also perhaps related to the reduced influence on games from the real arcade, the one which was hard to take your coins!?
It's not something only visible on racing games
I think

This is absolutely right. The connection the OP is drawing to modern real racing is purely coincidental as far as it exists. Video games in general are more beginner friendly and forgiving these days as while in the early 90s gaming was generally aimed at the "hard-core gamers" who were willing to devote a lot of time at getting good at a game, the biggest market today are the more casual gamers who need to be able to play a game with little effort. Or that's the theory anyway.

I once read on a gaming magazine that according to some research, most people don't actually complete the games they buy. This is part of the reason for the industry leaning towards easier difficulty these days. They want everyone to be able to enjoy the whole experience. It doesn't make sense for half of your game's content to never get seen by most of your customers due to too much difficulty, does it? On the other hand the lack of challenge can be somewhat disappointing for an active gamer, so it is a bit of a balancing act obviously. The genre in question matters too. Target audience and all that, you know..

#6 Zippel

  • Member

  • 1,104 posts
  • Joined: December 07

Posted 26 February 2013 - 02:23

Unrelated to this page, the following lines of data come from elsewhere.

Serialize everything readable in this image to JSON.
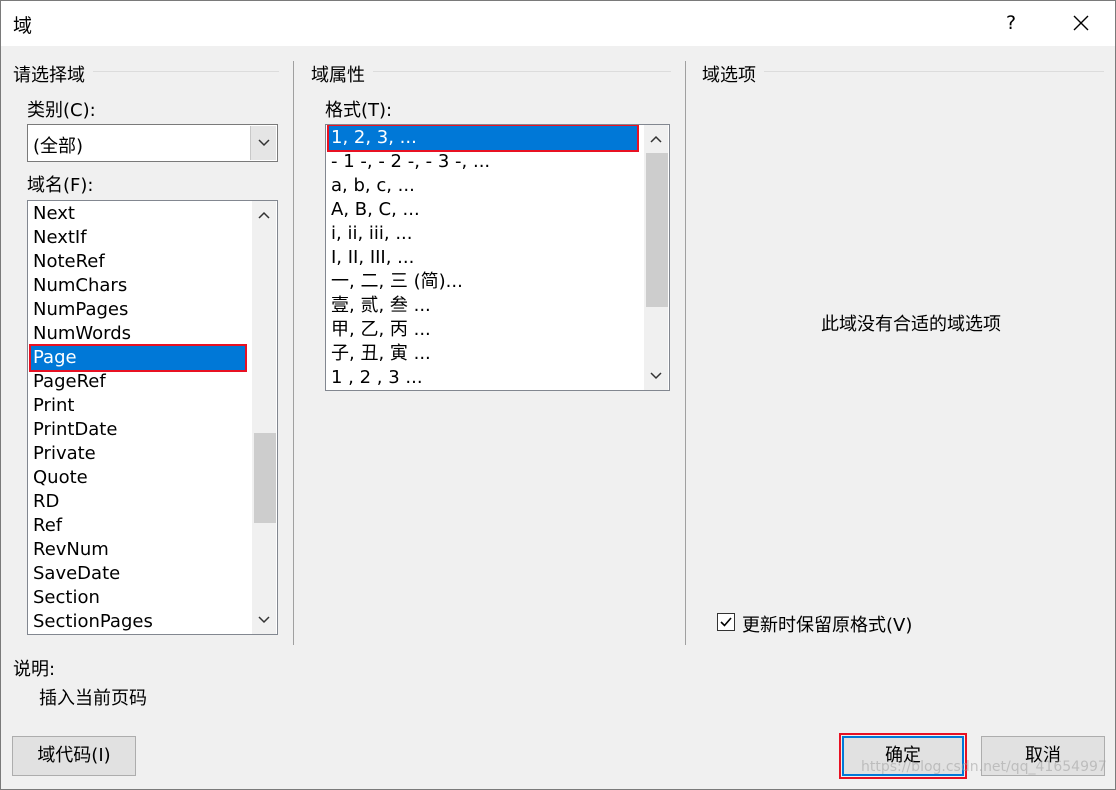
{
  "window": {
    "title": "域",
    "help_label": "?"
  },
  "select_field": {
    "group_title": "请选择域",
    "category_label": "类别(C):",
    "category_value": "(全部)",
    "field_names_label": "域名(F):",
    "field_names": [
      "Next",
      "NextIf",
      "NoteRef",
      "NumChars",
      "NumPages",
      "NumWords",
      "Page",
      "PageRef",
      "Print",
      "PrintDate",
      "Private",
      "Quote",
      "RD",
      "Ref",
      "RevNum",
      "SaveDate",
      "Section",
      "SectionPages"
    ],
    "selected_field": "Page"
  },
  "field_properties": {
    "group_title": "域属性",
    "format_label": "格式(T):",
    "formats": [
      "1, 2, 3, ...",
      "- 1 -, - 2 -, - 3 -, ...",
      "a, b, c, ...",
      "A, B, C, ...",
      "i, ii, iii, ...",
      "I, II, III, ...",
      "一, 二, 三 (简)...",
      "壹, 贰, 叁 ...",
      "甲, 乙, 丙 ...",
      "子, 丑, 寅 ...",
      "1 , 2 , 3  ..."
    ],
    "selected_format": "1, 2, 3, ..."
  },
  "field_options": {
    "group_title": "域选项",
    "no_options_text": "此域没有合适的域选项",
    "preserve_format_label": "更新时保留原格式(V)",
    "preserve_format_checked": true
  },
  "description": {
    "label": "说明:",
    "text": "插入当前页码"
  },
  "buttons": {
    "field_codes": "域代码(I)",
    "ok": "确定",
    "cancel": "取消"
  },
  "watermark": "https://blog.csdn.net/qq_41654997"
}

I grew up in the era of Super Mario Kart and while it did take some skill to master there were still quite a few beginner friendly games out there at the time, including racing games. The Nigel Mansell games, Need for Speed, Street Racer, etc. Micro Machines was harder than Super Mario. :p

My experience with later racing games is somewhat limit but I have tried the last couple of Sega All-Stars including that last one with Danica Patrick and they are easier. I keep getting told by friends I should skid in corners as its faster but I just take the classic racing line and seem to do well out of it. :D

Edited by Zippel, 26 February 2013 - 02:26.